▶ **Exercise**:
Where does the word "Windows" occur in the entries below? Copy every line that has it.

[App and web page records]
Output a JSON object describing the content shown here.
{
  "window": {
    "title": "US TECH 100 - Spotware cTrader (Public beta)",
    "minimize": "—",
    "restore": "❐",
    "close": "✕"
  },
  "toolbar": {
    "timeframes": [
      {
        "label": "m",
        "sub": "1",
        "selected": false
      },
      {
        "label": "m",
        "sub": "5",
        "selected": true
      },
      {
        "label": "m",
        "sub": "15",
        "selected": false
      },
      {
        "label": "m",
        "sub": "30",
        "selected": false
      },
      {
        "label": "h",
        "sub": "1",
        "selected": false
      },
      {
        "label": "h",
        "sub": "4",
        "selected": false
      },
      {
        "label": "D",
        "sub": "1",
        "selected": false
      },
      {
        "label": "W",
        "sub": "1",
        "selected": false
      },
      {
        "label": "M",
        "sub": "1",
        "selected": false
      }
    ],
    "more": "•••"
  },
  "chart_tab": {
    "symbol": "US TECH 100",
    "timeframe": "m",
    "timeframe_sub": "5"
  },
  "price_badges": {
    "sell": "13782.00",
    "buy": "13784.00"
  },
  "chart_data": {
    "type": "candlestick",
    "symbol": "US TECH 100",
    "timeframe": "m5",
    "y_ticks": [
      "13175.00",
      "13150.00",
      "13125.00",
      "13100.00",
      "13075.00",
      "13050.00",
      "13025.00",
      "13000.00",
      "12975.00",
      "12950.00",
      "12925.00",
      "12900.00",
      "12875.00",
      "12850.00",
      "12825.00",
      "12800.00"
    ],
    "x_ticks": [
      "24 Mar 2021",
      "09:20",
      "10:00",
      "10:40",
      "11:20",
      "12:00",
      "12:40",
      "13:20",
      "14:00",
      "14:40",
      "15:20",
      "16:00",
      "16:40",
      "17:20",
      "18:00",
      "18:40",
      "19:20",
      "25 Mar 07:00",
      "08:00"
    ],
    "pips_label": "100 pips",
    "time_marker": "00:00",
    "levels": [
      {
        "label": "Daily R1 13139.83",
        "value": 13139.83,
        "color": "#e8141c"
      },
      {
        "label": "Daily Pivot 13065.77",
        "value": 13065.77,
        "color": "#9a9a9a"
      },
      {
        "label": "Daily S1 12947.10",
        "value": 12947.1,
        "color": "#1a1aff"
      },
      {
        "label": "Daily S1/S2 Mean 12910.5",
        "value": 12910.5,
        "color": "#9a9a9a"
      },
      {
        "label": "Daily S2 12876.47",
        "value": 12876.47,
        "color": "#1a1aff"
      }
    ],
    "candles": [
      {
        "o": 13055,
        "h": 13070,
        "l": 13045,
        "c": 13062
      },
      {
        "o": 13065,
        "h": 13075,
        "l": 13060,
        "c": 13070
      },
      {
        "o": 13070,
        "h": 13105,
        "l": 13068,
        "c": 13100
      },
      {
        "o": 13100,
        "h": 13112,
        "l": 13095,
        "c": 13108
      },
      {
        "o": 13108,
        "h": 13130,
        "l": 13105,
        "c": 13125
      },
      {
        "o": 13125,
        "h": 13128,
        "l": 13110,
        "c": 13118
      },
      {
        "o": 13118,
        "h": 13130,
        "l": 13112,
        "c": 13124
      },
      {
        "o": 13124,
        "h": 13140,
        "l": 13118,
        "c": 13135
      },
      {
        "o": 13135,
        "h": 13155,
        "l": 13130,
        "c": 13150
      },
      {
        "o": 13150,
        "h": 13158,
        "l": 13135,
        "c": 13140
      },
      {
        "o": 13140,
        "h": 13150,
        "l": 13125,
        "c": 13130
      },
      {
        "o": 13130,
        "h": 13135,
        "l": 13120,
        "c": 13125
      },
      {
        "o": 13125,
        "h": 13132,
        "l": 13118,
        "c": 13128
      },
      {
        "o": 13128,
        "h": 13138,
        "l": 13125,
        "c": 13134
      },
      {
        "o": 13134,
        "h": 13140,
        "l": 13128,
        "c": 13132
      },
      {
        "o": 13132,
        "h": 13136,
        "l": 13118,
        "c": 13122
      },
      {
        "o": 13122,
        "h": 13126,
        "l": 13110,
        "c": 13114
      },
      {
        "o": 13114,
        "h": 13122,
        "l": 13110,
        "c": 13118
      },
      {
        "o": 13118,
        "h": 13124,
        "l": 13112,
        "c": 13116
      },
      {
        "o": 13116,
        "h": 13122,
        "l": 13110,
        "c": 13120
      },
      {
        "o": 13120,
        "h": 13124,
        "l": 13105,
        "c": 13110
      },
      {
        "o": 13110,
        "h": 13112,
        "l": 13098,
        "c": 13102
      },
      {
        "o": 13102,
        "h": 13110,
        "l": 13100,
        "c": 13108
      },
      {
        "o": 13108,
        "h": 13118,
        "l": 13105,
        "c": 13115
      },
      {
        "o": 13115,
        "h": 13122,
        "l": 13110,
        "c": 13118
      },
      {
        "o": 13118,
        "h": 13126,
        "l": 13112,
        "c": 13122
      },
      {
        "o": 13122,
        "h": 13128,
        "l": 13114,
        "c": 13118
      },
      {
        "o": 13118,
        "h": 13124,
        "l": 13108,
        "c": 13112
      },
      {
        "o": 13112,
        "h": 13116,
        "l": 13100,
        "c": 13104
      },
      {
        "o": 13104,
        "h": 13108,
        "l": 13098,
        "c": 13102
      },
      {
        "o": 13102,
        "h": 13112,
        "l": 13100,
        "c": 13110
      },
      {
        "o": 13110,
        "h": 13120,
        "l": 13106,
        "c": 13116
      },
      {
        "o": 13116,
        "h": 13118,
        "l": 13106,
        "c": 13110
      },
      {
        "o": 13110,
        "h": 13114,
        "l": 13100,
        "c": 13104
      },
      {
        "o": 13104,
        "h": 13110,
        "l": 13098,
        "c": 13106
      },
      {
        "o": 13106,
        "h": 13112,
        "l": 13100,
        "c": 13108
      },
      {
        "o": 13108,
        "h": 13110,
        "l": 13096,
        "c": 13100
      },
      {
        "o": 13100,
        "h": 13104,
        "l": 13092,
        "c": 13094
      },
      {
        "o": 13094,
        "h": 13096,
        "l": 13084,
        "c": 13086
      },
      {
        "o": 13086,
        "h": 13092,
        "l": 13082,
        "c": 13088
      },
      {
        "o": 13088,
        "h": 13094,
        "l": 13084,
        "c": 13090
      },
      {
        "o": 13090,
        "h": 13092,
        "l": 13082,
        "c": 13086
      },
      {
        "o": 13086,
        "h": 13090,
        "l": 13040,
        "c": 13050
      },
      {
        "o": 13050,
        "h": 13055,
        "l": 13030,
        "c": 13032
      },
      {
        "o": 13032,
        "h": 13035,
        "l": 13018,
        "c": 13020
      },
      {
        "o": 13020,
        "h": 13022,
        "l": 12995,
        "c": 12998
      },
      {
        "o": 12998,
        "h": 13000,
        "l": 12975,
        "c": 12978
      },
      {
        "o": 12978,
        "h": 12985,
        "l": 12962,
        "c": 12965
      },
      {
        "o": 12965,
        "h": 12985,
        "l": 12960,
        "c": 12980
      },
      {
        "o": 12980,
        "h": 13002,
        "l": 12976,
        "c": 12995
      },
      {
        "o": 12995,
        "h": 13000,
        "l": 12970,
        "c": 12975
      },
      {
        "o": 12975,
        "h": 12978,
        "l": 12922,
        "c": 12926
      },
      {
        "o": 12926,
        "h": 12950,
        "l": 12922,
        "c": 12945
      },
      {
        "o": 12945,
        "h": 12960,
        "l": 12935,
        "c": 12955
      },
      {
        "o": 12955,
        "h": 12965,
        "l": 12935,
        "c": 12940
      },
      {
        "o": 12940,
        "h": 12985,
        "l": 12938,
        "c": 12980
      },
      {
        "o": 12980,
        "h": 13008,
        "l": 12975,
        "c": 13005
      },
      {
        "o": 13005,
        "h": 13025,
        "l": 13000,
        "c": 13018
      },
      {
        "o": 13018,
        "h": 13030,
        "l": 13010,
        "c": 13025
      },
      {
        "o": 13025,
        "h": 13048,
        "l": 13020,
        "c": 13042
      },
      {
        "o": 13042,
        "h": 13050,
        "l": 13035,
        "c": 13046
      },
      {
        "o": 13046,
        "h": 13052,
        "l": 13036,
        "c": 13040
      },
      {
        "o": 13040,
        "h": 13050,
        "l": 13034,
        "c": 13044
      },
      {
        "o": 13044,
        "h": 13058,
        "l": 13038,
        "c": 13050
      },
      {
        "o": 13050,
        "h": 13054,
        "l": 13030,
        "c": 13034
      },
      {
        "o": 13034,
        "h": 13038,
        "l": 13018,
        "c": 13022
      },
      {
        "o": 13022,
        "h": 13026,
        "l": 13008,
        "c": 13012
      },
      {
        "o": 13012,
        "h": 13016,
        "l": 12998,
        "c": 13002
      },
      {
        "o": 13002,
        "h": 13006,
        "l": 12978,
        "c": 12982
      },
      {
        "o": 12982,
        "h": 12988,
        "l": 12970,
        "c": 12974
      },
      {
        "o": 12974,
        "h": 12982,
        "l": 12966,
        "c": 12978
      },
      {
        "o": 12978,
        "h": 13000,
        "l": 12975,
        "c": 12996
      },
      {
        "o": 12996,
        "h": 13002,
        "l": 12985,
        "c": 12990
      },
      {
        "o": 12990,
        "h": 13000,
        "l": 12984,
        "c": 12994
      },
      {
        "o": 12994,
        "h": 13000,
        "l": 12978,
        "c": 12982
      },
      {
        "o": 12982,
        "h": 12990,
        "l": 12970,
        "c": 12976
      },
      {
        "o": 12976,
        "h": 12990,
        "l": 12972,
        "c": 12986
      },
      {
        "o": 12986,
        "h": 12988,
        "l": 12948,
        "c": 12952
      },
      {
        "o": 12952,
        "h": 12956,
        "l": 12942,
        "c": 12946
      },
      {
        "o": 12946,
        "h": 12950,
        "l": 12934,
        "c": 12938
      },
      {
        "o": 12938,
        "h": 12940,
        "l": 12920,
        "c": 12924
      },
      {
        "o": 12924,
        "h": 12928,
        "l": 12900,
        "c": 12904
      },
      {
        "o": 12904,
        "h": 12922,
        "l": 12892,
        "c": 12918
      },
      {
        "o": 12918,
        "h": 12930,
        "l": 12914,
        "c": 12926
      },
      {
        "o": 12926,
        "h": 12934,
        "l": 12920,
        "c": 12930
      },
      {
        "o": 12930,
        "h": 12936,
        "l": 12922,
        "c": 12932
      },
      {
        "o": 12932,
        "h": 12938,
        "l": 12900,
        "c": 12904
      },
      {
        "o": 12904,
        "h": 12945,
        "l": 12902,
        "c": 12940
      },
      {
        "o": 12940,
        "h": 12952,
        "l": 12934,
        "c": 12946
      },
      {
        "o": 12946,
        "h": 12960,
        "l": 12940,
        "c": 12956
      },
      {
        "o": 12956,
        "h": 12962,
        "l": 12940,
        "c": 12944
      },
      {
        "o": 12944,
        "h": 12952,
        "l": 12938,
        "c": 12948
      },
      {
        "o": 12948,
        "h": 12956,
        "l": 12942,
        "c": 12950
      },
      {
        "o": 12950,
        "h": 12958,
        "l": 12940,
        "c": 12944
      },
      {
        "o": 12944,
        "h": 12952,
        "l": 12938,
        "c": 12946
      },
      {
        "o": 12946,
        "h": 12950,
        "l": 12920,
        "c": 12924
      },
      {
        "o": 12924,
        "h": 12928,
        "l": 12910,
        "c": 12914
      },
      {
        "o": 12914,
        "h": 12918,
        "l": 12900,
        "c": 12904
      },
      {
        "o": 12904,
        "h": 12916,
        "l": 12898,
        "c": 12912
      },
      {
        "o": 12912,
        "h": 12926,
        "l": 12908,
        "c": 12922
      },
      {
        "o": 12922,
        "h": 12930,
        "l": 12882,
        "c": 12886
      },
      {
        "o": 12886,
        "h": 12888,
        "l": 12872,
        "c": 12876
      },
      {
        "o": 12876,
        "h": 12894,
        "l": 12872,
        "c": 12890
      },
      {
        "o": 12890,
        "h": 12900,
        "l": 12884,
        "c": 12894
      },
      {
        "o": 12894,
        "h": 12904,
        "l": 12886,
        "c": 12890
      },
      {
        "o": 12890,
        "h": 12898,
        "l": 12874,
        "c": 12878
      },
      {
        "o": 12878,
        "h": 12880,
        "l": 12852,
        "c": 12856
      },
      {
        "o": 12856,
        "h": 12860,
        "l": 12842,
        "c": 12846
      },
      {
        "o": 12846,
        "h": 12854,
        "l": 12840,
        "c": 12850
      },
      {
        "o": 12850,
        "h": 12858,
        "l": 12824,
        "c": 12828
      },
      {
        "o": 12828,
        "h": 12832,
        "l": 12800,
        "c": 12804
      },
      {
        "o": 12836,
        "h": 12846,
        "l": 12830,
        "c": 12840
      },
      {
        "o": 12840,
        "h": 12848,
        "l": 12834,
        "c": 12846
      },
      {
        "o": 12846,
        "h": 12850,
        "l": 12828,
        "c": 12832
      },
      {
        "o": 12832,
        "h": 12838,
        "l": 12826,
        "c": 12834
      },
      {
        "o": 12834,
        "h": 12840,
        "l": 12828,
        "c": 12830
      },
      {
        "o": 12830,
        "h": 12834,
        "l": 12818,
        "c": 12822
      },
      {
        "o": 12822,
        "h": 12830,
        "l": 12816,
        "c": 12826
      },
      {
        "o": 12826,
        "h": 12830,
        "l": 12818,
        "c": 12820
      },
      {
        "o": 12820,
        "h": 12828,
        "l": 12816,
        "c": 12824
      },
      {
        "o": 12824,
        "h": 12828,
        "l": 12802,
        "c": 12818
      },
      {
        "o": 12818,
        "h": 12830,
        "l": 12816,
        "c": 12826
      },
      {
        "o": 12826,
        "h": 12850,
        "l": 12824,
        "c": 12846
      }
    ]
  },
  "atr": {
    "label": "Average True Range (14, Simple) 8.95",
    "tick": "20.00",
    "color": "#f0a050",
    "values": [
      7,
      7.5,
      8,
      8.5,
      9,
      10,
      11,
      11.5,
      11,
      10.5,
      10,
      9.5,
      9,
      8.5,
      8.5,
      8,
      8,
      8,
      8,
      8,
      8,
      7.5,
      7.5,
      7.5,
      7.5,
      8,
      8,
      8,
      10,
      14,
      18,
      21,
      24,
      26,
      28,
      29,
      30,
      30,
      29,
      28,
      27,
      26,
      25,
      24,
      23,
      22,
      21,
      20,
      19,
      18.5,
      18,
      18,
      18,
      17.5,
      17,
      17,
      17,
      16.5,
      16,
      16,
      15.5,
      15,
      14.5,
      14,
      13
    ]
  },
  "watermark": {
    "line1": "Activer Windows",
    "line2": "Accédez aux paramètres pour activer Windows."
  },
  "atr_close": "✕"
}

▶ **Output of the exercise**:
    "line1": "Activer Windows",
    "line2": "Accédez aux paramètres pour activer Windows."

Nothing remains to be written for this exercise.